Energy cannot be created or destroyed, it may be changed from one form to another.

Inner Orbital Complex

Valence bond designation for a complex in which the metal ion utilizes d orbitals for one shell inside the outermost occupied shell in its hybridization.

Neutralization

The reaction of an acid with a base to form a salt and water. Usually, the reaction of hydrogen ions with hydrogen ions to form water molecules.

Adhesive Forces

Forces of attraction between a liquid and another surface.

Ioniztion

The breaking up of a compound into separate ions.

Ester

A Compound of the general formula R-C-O-R1 where R and R1 may be the same or different, and may be either aliphatic or aromatic.

Monoprotic Acid

Acid that can form only one hydronium ion per molecule, may be strong or weak. Acid that contains one ionizable hydrogen atom per formula unit.

Hydrolysis Constant

An equilibrium constant for a hydrolysis reaction.

Electrodes

Surfaces upon which oxidation and reduction half-reactions, occur in electrochemical cells.

Thermonuclear Energy

The energy stored in the nucleus of an atom and released through fission, fusion, or radioactivity.
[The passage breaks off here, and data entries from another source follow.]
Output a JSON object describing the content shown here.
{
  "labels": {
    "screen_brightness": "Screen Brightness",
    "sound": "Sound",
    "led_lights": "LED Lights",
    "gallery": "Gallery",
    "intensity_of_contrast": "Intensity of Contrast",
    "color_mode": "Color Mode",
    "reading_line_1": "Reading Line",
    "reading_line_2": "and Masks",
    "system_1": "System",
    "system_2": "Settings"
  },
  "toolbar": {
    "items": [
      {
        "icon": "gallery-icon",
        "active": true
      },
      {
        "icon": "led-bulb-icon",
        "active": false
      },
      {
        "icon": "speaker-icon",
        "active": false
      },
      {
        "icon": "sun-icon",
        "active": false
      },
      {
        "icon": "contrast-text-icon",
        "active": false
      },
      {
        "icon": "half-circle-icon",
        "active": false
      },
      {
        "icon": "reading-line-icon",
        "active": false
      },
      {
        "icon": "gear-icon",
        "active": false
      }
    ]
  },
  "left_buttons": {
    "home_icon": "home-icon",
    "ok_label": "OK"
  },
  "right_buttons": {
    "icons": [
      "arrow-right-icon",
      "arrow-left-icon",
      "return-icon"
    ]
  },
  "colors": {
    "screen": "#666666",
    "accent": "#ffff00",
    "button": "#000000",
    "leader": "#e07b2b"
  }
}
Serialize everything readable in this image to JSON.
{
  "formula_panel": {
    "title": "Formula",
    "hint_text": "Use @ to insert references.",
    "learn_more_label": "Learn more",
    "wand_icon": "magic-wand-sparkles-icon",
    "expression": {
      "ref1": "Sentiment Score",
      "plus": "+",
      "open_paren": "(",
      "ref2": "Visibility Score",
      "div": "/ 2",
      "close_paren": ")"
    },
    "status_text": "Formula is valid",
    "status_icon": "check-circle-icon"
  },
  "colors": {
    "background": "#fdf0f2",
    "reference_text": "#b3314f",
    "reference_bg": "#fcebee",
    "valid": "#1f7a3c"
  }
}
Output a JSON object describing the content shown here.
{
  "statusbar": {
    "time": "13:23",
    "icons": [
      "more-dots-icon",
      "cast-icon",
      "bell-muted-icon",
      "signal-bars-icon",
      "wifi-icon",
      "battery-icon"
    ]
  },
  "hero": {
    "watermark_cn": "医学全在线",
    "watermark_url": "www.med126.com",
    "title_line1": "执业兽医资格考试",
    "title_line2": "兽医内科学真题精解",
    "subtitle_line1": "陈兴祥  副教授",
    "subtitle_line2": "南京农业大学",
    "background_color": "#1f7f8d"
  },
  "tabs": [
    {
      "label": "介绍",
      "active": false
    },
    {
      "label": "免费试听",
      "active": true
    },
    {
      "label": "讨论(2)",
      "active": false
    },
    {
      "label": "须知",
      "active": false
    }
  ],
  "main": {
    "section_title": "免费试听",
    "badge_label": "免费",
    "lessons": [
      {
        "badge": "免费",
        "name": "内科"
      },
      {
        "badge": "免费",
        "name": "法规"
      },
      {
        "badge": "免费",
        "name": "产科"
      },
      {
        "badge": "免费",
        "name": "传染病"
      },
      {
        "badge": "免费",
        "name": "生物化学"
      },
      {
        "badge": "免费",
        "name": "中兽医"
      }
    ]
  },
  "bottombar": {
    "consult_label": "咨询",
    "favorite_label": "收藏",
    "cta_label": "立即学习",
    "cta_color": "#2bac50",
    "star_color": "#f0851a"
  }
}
In these processes a small amount of mass is converted to energy according to the relationship E = mc2, where E is energy, m is mass, and c is the speed of light.